Suk-san wan songkran! (Happy Songkran!)
It’s here. Oh boy, is it here.
Starting two days ago I was already getting hit with water trying to get to class. That will be the last time I drive or wear a white shirt for the next several days…I learned my lesson very quickly. And lost some face in the process going around town with a clinging, wet top. Farang (foreigner) fail.
Songkran is the Thai New Year/nationwide-days-long-water-fight. Naturally, those two things go together, right? Right. Songkran officially starts Friday and lasts through Monday. All I had been told was, “It’s crazy”. Well thank you, but that wasn’t very helpful in trying to prepare for what is currently going on outside my door:
Please note the giant Super Soaker poised and ready in the tuk tuk. I’m now wary of any moving vehicle passing by.
Though it’s not much, what I do know is:
- Songkran is the traditional Thai New Year
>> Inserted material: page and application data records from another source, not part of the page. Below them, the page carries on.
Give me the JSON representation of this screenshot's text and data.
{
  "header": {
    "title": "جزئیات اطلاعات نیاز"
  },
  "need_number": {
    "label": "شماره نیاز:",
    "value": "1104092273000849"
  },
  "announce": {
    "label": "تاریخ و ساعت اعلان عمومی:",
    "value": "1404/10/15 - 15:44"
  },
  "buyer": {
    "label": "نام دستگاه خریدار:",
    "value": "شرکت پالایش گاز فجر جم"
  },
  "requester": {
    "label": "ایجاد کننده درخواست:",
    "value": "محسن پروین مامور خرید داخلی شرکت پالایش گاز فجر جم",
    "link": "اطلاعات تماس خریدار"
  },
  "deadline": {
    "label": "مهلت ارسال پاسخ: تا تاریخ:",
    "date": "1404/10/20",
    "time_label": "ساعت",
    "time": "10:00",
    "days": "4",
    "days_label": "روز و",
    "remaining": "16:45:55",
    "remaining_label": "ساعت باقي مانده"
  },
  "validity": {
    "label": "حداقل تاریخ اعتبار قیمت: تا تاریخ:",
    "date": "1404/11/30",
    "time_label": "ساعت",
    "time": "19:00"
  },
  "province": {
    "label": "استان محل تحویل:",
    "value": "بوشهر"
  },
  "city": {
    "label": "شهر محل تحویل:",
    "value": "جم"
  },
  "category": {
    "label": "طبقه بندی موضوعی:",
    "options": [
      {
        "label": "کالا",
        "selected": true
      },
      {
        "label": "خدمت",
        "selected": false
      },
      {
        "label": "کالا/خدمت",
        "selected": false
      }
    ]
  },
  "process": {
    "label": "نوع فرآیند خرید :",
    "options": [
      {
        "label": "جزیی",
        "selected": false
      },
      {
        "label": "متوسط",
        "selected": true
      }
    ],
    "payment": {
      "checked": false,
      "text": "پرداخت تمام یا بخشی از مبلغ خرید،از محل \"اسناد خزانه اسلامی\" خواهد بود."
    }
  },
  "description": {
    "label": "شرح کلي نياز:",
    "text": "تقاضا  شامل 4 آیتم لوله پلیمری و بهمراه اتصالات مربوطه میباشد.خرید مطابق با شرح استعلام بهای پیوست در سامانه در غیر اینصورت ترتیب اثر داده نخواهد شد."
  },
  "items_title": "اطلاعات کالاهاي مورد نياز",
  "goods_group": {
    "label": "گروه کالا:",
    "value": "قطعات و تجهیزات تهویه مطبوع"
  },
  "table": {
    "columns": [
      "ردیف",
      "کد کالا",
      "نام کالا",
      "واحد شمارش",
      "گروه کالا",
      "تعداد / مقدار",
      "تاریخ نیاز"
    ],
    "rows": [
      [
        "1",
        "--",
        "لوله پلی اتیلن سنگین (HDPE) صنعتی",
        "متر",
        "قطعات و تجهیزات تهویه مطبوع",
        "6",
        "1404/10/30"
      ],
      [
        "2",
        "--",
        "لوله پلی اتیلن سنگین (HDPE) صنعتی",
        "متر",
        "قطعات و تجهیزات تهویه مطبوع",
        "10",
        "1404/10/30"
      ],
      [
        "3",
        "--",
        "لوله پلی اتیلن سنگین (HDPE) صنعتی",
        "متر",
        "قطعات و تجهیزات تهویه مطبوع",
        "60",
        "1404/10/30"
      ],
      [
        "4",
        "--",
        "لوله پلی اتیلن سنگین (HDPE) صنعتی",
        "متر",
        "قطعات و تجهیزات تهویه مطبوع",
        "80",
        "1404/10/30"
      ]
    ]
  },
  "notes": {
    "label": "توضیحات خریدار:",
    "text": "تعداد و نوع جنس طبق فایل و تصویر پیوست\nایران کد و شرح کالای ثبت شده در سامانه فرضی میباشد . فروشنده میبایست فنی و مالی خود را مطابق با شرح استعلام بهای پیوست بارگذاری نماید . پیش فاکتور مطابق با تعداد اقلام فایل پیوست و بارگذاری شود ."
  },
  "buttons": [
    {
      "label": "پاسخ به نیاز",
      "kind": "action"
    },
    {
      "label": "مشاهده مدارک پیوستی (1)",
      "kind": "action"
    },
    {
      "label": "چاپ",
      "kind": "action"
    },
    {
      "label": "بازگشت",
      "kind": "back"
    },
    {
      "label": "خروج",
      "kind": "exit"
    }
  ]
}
- Many people consider it a Buddhist festival, making a trip to a wat (temple) to pray, give alms and clean Buddha statues
- This is a time to also pay respect to your elders and receive blessings…
- And throw water on each other. Lots of water. Water from squirt guns, water from buckets, water from the moat and river… No one is safe – especially if you’re a blonde farang riding on your motorbike. In fact, then you’re really not safe.
Traditionally the throwing of water was an act of blessing and cleansing to start off the new year. While I believe there is still an element of this, it has turned more into a time of letting loose and trying to beat the heat at the end of the hottest season. For the most part, Thai culture is pretty reserved and proper – that changes a bit during the holidays of Songkran or Loy Krathong (the picture you’ve seen on Pinterest of all the floating lanterns is part of Loy Krathong). During Loy Krathong you have to dodge rogue fireworks, now you have to dodge armed children and teenagers which, actually, is turning out to be more difficult.
Some tips for survival from the Tourism Authority of Thailand note that Songkran is “not for rigorous water war” – my already-soaked clothes, bag and books would beg to differ.
My plan is to fortify myself with a water gun and colored shirt (and probably some Sang Som) to brave the weekend…see you on the other side.